*** Opening of DATA SHOWN ***

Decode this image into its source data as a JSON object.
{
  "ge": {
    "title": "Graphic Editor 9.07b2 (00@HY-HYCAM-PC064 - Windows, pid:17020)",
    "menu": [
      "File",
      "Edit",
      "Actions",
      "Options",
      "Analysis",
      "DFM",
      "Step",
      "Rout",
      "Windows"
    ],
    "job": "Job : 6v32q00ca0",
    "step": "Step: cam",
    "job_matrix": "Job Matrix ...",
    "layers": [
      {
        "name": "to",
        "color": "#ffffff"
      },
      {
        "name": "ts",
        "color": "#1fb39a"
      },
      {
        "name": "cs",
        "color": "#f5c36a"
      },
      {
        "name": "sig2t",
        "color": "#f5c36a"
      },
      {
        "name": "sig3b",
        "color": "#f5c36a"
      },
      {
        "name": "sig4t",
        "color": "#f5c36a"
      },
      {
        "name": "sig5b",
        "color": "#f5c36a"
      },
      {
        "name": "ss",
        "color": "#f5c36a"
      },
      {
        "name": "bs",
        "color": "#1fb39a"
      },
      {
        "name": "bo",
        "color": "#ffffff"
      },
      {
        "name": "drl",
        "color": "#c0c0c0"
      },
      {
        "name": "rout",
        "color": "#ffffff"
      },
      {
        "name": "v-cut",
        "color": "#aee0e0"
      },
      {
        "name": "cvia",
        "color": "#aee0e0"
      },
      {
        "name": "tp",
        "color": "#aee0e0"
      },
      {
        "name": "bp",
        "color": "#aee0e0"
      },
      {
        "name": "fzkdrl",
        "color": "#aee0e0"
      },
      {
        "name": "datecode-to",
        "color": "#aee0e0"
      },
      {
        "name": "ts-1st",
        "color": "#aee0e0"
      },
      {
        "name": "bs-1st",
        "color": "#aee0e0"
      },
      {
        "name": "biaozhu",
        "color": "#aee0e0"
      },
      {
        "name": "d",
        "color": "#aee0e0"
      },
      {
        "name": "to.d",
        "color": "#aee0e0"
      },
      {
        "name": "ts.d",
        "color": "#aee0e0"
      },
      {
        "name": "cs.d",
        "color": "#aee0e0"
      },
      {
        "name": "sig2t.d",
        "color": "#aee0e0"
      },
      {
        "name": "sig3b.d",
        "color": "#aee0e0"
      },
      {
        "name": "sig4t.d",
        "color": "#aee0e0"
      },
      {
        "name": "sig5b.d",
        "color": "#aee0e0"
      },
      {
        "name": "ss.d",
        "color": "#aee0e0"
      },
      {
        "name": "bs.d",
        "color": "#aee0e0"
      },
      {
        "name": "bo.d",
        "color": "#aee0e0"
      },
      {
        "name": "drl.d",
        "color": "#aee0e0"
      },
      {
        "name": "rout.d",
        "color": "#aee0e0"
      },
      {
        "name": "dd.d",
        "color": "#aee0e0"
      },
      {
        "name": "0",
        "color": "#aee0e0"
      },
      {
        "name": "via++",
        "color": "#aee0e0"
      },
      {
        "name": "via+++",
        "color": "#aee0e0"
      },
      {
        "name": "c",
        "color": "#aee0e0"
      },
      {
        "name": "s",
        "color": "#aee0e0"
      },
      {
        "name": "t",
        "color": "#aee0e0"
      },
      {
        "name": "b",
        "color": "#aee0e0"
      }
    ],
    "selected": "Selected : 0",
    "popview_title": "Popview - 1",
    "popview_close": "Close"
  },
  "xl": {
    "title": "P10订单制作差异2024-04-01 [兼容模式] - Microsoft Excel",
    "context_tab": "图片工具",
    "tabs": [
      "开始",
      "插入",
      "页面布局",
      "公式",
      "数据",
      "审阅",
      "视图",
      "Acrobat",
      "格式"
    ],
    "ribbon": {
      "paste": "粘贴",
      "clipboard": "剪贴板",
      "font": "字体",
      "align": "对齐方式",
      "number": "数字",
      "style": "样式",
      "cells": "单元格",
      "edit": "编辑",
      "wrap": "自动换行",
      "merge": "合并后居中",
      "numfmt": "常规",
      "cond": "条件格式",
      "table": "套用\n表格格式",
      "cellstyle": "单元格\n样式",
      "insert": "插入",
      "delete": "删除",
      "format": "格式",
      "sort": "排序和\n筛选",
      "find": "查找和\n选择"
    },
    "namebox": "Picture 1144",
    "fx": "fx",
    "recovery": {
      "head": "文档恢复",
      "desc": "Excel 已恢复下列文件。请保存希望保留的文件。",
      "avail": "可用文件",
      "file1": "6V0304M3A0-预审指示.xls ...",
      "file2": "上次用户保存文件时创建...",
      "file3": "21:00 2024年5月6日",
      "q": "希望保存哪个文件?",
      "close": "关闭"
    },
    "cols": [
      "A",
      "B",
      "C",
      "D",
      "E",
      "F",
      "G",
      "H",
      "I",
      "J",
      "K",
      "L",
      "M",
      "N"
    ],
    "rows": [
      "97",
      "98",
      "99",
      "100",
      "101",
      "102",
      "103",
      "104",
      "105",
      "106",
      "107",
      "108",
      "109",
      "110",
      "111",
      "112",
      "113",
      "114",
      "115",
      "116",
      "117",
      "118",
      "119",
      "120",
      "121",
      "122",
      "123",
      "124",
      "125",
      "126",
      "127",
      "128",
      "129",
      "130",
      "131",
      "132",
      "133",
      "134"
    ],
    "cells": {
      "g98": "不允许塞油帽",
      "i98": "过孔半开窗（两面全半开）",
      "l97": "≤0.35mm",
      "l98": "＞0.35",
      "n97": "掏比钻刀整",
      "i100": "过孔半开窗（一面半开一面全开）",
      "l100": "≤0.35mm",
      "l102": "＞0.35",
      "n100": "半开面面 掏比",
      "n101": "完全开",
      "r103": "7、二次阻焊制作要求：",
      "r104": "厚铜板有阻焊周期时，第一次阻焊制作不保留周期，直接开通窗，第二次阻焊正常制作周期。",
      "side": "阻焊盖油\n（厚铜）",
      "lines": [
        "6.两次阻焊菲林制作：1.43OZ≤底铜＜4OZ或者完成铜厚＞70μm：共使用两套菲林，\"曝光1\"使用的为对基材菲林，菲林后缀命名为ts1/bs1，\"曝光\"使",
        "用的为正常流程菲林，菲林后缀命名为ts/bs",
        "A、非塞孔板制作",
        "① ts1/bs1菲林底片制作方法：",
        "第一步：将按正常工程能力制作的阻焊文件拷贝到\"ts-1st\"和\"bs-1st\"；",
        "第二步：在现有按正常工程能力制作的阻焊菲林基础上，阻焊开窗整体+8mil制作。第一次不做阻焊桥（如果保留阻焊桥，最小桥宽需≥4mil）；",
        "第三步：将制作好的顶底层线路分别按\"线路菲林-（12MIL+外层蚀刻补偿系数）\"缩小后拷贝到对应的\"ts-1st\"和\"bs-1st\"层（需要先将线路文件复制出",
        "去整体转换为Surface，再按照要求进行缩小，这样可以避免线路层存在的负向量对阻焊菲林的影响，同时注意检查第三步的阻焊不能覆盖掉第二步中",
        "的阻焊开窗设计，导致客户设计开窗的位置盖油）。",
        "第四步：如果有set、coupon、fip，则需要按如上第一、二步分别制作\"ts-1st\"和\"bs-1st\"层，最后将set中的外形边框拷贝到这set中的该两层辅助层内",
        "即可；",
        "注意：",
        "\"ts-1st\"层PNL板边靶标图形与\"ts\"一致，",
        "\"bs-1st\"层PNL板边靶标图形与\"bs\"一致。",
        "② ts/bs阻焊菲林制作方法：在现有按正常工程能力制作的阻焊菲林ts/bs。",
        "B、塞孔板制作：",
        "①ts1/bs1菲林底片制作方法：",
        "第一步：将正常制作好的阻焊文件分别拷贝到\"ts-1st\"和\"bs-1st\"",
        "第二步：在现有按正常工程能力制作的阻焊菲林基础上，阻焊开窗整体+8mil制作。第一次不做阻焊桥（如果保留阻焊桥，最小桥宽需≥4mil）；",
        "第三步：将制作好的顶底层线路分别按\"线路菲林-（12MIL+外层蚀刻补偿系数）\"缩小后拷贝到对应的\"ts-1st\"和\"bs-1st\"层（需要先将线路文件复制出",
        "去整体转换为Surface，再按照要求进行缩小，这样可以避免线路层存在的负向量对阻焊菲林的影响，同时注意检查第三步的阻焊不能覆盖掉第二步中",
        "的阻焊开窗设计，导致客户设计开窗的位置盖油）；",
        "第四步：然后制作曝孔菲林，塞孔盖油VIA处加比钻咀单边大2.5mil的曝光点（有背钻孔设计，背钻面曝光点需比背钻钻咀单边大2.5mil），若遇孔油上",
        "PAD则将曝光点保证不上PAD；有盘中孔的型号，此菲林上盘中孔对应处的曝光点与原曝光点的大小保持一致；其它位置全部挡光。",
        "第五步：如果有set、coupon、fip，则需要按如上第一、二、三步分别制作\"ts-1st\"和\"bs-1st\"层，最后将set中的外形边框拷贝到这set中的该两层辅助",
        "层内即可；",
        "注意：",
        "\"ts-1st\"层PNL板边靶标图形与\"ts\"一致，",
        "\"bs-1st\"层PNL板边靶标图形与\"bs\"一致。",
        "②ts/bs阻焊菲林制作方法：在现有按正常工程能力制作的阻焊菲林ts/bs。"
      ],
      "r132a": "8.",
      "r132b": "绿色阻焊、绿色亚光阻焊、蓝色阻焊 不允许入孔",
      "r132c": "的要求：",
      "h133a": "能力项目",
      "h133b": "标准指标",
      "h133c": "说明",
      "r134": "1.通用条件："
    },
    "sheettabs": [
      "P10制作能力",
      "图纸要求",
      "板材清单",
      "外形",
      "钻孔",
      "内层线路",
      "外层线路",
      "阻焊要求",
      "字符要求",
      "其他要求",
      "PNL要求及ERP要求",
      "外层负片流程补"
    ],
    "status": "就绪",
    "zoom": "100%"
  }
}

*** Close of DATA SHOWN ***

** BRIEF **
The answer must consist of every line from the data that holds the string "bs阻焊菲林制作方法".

** EXERCISE ANSWER **
        "② ts/bs阻焊菲林制作方法：在现有按正常工程能力制作的阻焊菲林ts/bs。",
        "②ts/bs阻焊菲林制作方法：在现有按正常工程能力制作的阻焊菲林ts/bs。"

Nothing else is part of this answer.